__Goal of the exercise__. Produce an exact copy of all the records.

· · · · · · ·

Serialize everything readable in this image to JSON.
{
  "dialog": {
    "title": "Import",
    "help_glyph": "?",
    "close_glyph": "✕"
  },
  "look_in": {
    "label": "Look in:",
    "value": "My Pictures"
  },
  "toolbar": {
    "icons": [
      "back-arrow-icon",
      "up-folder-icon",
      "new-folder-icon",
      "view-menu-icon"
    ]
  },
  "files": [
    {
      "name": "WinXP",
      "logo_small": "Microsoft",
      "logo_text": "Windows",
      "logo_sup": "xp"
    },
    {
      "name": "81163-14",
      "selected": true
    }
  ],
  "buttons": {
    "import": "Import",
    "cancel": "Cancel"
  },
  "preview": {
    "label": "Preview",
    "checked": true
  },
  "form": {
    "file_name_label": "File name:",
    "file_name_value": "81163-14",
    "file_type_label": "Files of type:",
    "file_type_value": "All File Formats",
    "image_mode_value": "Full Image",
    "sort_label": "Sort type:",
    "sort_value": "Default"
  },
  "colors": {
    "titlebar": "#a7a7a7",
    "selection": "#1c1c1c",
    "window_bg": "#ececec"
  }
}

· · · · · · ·

__Result of the task__.
Serialize everything readable in this image to JSON.
{
  "dialog": {
    "title": "Import",
    "help_glyph": "?",
    "close_glyph": "✕"
  },
  "look_in": {
    "label": "Look in:",
    "value": "My Pictures"
  },
  "toolbar": {
    "icons": [
      "back-arrow-icon",
      "up-folder-icon",
      "new-folder-icon",
      "view-menu-icon"
    ]
  },
  "files": [
    {
      "name": "WinXP",
      "logo_small": "Microsoft",
      "logo_text": "Windows",
      "logo_sup": "xp"
    },
    {
      "name": "81163-14",
      "selected": true
    }
  ],
  "buttons": {
    "import": "Import",
    "cancel": "Cancel"
  },
  "preview": {
    "label": "Preview",
    "checked": true
  },
  "form": {
    "file_name_label": "File name:",
    "file_name_value": "81163-14",
    "file_type_label": "Files of type:",
    "file_type_value": "All File Formats",
    "image_mode_value": "Full Image",
    "sort_label": "Sort type:",
    "sort_value": "Default"
  },
  "colors": {
    "titlebar": "#a7a7a7",
    "selection": "#1c1c1c",
    "window_bg": "#ececec"
  }
}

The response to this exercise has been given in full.